Steve Upstill00:03:39

A nested vector is pretty much what I'm after, so thanks for that. What I hadn't gotten to is update_in, and the fact that it returns a copy of the collection. That's a key pointer (so to speak) for me. Thanks Neil!

Steve Upstill20:02:40

@gonewest818 Yeah, that makes sense. I think you'd still need a queuing mechanism because new constraints will accumulate faster than you apply them...


yes, I believe that’s what noisesmith was getting at.


but… the “queuing mechanism” might not be much more than a plain old list that you map over. At some level this solver is going to have a loop where it is choosing what’s the next number to place. Placing a number ripples a bunch of constraints (the queue). The resulting board state is used to choose the next number to place, which generates a new queue of changes, etc.


right, I was speaking of a queue of changes functionally not implementation wise - and yes a list would work perfectly for that


@steve171 also consider that somer operations are much easier to do with the pure functional version - for example you could create a lazy sequence of every possible placment of a number on the board, and use filter to remove the placements that break some constraint


@steve171 doesn't really help you in writing a functional version, but you might find this logic programming version interesting 🙂

Steve Upstill21:02:28

@noisesmith I think that's an interesting alternative strategy, i.e., what do you do when there are no more numbers to place and the queue runs out?

Steve Upstill21:02:08

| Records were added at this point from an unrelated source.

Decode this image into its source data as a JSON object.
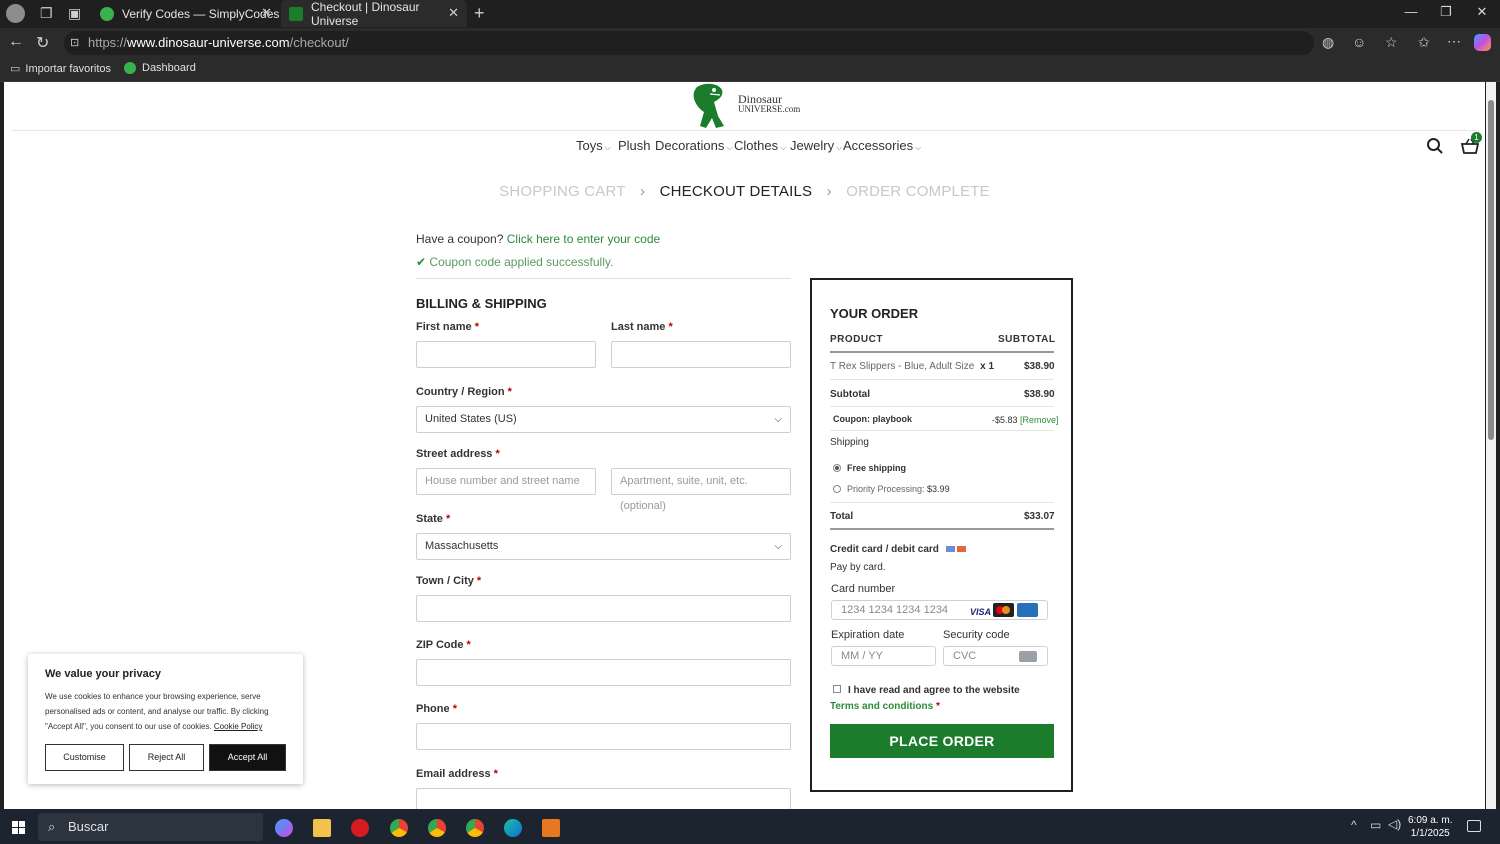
{
  "browser": {
    "tabs": [
      {
        "title": "Verify Codes — SimplyCodes",
        "active": false
      },
      {
        "title": "Checkout | Dinosaur Universe",
        "active": true
      }
    ],
    "url_prefix": "https://",
    "url_domain": "www.dinosaur-universe.com",
    "url_path": "/checkout/",
    "favorites": [
      "Importar favoritos",
      "Dashboard"
    ]
  },
  "site": {
    "logo_line1": "Dinosaur",
    "logo_line2": "UNIVERSE.com",
    "nav": [
      "Toys",
      "Plush",
      "Decorations",
      "Clothes",
      "Jewelry",
      "Accessories"
    ],
    "cart_count": "1",
    "steps": [
      "SHOPPING CART",
      "CHECKOUT DETAILS",
      "ORDER COMPLETE"
    ]
  },
  "checkout": {
    "coupon_prompt": "Have a coupon?",
    "coupon_link": "Click here to enter your code",
    "coupon_success": "Coupon code applied successfully.",
    "section_title": "BILLING & SHIPPING",
    "first_name_label": "First name",
    "last_name_label": "Last name",
    "country_label": "Country / Region",
    "country_value": "United States (US)",
    "street_label": "Street address",
    "street_placeholder_1": "House number and street name",
    "street_placeholder_2": "Apartment, suite, unit, etc. (optional)",
    "state_label": "State",
    "state_value": "Massachusetts",
    "city_label": "Town / City",
    "zip_label": "ZIP Code",
    "phone_label": "Phone",
    "email_label": "Email address",
    "required_mark": "*"
  },
  "order": {
    "title": "YOUR ORDER",
    "col_product": "PRODUCT",
    "col_subtotal": "SUBTOTAL",
    "item_name": "T Rex Slippers - Blue, Adult Size",
    "item_qty": "x 1",
    "item_price": "$38.90",
    "subtotal_label": "Subtotal",
    "subtotal_value": "$38.90",
    "coupon_label": "Coupon: playbook",
    "coupon_value": "-$5.83",
    "coupon_remove": "[Remove]",
    "shipping_label": "Shipping",
    "free_shipping": "Free shipping",
    "priority_label": "Priority Processing:",
    "priority_price": "$3.99",
    "total_label": "Total",
    "total_value": "$33.07",
    "payment_title": "Credit card / debit card",
    "payment_sub": "Pay by card.",
    "card_number_label": "Card number",
    "card_number_placeholder": "1234 1234 1234 1234",
    "expiry_label": "Expiration date",
    "expiry_placeholder": "MM / YY",
    "cvc_label": "Security code",
    "cvc_placeholder": "CVC",
    "terms_text": "I have read and agree to the website",
    "terms_link": "Terms and conditions",
    "place_order": "PLACE ORDER",
    "card_brands": [
      "VISA",
      "mastercard",
      "AMEX"
    ]
  },
  "cookie": {
    "title": "We value your privacy",
    "body": "We use cookies to enhance your browsing experience, serve personalised ads or content, and analyse our traffic. By clicking \"Accept All\", you consent to our use of cookies.",
    "policy_link": "Cookie Policy",
    "customise": "Customise",
    "reject": "Reject All",
    "accept": "Accept All"
  },
  "taskbar": {
    "search": "Buscar",
    "time": "6:09 a. m.",
    "date": "1/1/2025"
  },
  "colors": {
    "brand_green": "#1b7c2c",
    "link_green": "#2e8b3a",
    "muted_step": "#c8c8c8"
  }
}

@sundarj Thanks for that. I'll check it out. (I must be learning something; my brain hurts!)


looks like it was inspired by

Steve Upstill21:02:30

Oh that's funny. I've followed along with Peter's Scrabble machine, but I didn't know he'd presented a Sudoku solver.


oh! nice 🙂